“Give the pupils something to do, not something to learn; and the doing is of such a nature as to demand thinking; learning naturally results.”
In this time of remote learning, we are all adjusting to doing things differently. As experienced educators and as parents who are newly experiencing becoming teachers, the above statement from John Dewey could not be more important at this time. Many parents are finding themselves stressed out about teaching their child new content or a new way to solve a math problem. Experienced educators who are immersed in hands-on and inquiry-based learning practices are wondering how to teach new content through remote learning. Yikes! These are significant challenges.
These challenges are also opportunities! Let’s remember that ‘doing” is how we truly learn! When I think back to my elementary school experiences, not much is memorable.

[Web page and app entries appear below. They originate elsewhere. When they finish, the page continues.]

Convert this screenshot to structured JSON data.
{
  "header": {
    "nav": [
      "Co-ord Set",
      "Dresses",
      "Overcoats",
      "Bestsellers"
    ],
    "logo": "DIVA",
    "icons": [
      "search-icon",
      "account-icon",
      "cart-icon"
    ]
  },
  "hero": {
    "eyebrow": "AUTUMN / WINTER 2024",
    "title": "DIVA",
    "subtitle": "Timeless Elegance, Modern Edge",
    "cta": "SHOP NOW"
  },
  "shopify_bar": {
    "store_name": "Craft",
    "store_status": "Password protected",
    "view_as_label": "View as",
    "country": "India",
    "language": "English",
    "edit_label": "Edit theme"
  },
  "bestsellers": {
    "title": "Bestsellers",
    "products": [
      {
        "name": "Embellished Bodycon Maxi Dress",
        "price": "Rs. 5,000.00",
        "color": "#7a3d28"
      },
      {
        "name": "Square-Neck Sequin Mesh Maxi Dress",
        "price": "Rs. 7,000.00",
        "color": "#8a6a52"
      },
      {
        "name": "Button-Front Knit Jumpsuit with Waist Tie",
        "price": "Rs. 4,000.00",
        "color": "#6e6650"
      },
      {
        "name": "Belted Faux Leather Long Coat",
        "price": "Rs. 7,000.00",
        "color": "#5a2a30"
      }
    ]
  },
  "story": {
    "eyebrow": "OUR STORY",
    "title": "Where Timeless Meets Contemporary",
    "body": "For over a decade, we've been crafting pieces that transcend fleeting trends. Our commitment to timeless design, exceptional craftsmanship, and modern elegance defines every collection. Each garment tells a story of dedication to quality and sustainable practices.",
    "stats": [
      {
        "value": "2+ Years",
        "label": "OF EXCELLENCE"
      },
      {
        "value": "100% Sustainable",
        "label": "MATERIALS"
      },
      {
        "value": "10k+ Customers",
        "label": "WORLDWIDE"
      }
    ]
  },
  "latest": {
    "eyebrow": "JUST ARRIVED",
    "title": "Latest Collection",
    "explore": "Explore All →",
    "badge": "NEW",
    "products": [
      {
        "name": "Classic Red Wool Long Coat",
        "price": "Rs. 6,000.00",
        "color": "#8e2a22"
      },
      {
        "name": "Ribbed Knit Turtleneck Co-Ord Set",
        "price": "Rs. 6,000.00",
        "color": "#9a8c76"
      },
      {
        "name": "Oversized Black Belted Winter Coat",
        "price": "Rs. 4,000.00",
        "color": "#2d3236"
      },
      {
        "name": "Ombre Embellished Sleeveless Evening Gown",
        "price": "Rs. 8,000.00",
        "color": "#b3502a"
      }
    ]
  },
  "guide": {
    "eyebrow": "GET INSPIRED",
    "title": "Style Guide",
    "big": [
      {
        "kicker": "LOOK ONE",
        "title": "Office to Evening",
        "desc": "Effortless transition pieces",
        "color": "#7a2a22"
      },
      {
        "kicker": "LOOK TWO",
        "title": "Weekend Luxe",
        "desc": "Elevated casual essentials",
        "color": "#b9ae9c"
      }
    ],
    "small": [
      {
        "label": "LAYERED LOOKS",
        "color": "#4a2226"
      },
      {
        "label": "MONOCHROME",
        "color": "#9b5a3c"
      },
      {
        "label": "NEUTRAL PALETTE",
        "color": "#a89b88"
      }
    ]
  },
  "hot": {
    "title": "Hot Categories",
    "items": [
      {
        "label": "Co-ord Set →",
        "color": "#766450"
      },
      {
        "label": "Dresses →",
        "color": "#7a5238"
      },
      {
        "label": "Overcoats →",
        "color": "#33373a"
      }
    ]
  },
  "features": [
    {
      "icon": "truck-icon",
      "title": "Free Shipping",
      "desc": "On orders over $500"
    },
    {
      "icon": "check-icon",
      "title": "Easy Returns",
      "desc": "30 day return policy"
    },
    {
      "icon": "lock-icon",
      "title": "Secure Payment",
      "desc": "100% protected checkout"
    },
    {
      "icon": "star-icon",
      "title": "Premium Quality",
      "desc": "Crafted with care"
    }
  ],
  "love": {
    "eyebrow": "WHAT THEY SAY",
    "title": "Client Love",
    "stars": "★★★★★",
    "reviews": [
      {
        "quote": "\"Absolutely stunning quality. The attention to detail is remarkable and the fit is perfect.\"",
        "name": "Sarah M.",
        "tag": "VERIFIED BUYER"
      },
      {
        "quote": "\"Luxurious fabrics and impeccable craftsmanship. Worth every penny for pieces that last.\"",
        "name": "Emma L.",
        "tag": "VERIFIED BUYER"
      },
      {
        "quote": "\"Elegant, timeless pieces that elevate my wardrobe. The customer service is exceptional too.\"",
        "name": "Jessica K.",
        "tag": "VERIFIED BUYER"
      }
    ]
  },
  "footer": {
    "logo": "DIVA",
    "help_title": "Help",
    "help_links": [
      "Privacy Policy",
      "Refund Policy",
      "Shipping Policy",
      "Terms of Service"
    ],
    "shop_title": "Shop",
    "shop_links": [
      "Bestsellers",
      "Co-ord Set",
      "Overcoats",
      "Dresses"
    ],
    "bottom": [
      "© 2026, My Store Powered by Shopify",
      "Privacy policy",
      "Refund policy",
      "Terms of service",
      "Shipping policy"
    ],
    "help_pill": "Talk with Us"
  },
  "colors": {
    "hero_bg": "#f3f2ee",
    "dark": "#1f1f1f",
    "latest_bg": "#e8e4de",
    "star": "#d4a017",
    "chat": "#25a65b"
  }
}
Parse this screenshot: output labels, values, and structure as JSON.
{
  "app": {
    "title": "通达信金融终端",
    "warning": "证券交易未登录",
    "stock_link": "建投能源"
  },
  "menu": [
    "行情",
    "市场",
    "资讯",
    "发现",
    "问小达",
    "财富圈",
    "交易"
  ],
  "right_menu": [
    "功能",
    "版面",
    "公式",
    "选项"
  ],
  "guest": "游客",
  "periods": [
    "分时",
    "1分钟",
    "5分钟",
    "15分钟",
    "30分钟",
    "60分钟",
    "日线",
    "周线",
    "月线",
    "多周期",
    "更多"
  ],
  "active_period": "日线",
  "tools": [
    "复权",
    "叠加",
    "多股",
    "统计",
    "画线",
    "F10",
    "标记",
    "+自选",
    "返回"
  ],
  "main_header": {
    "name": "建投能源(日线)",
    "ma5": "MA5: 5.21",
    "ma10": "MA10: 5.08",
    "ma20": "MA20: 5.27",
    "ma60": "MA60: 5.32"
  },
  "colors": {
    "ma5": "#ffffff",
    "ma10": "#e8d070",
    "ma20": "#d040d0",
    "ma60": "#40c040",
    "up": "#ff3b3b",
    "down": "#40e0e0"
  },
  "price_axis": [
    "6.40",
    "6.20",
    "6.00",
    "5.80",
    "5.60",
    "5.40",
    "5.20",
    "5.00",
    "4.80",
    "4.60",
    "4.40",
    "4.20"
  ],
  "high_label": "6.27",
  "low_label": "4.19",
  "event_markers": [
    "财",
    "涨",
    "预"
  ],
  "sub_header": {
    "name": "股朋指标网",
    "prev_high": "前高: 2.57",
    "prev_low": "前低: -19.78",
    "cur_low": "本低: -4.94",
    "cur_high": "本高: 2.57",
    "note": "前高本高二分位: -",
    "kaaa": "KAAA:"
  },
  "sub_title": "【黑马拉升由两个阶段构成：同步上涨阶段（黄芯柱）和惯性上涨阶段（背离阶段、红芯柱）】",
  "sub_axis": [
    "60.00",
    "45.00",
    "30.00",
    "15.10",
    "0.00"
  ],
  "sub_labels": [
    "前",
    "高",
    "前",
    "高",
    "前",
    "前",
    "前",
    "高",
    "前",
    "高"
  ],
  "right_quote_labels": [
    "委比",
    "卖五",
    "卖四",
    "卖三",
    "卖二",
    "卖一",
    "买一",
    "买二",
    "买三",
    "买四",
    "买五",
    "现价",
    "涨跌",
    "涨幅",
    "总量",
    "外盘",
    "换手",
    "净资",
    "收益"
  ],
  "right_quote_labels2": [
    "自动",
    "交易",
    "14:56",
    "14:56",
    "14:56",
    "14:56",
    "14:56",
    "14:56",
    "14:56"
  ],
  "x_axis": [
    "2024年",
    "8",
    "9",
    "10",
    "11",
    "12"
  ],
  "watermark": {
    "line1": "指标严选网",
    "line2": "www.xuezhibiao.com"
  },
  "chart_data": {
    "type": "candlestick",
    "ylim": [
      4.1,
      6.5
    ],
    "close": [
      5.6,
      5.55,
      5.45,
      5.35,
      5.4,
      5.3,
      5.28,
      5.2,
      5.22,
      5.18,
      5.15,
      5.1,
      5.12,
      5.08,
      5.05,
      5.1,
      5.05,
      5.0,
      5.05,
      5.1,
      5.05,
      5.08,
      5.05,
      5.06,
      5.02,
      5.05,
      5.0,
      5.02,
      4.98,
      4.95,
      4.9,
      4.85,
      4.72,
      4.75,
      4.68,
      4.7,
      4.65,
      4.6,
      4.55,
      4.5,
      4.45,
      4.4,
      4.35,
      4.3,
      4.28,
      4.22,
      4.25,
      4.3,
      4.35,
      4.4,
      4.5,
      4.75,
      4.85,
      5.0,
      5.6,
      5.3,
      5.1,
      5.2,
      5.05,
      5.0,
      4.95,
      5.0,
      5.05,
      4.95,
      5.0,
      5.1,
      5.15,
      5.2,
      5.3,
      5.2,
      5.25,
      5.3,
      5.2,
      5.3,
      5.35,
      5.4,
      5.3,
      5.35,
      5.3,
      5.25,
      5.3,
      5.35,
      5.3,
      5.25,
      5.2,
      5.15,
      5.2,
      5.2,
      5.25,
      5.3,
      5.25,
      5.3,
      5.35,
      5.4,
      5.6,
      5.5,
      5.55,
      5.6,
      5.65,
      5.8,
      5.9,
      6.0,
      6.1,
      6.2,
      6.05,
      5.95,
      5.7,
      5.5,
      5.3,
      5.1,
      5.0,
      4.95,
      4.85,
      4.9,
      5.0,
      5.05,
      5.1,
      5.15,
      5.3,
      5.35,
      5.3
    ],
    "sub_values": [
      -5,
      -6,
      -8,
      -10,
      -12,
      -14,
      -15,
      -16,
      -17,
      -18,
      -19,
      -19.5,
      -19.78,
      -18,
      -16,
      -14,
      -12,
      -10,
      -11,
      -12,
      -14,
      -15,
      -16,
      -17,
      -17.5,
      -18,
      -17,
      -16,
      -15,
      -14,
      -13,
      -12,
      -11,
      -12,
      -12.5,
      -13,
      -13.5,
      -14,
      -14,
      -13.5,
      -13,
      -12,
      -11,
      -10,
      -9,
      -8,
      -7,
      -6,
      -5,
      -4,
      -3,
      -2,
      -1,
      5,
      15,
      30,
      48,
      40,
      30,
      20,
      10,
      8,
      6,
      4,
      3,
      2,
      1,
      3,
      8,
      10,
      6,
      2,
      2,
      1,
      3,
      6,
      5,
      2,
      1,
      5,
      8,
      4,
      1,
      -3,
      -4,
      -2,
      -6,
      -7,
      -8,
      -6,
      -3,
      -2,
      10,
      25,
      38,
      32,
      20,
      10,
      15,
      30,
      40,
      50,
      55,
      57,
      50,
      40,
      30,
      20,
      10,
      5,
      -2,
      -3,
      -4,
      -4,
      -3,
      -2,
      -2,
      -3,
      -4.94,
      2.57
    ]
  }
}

However, I do remember the few times a teacher took what was considered back then ‘an out of the box’ approach and had us actually do something. My fifth-grade teacher, Mr. Meyer, took us outside to look at the engine of his car and taught us about all the parts. I will never forget that afternoon. First, we left the classroom, which was unheard of. Second, he showed us a real engine, not photos or diagrams. Third, it was real and relevant. I had fun, and I remember that day even 40 years later.
This time is unusual for all of us, parents, and educators. Think about the learning experiences that you remember from your childhood. What was memorable? What worked? What was joyful? What helped you learn? I am sure many of you will realize that the experience was relevant to you, related to the real world and that you actually got to do something.
So, all you educators and parents out there, try not to be so hard on yourselves. Maybe once a day, try to have your child/student ‘do something.’ Make it relevant and joyful. Chances are they will learn something, and it will become a memory that will stay with them for years to come!
Some resources to help you get started:
Science Bob Fun science experiments get kids thinking and doing right away
Planting/Gardening Gardening ideas for kids. Fun to do together. Perfect for Earth Day, April 22.
Cooking with Kids Cooking is an excellent way to learn about science, math, and so much more.
Remember, all the ideas above also teach kids about many executive function skills such as planning, organization, and flexibility.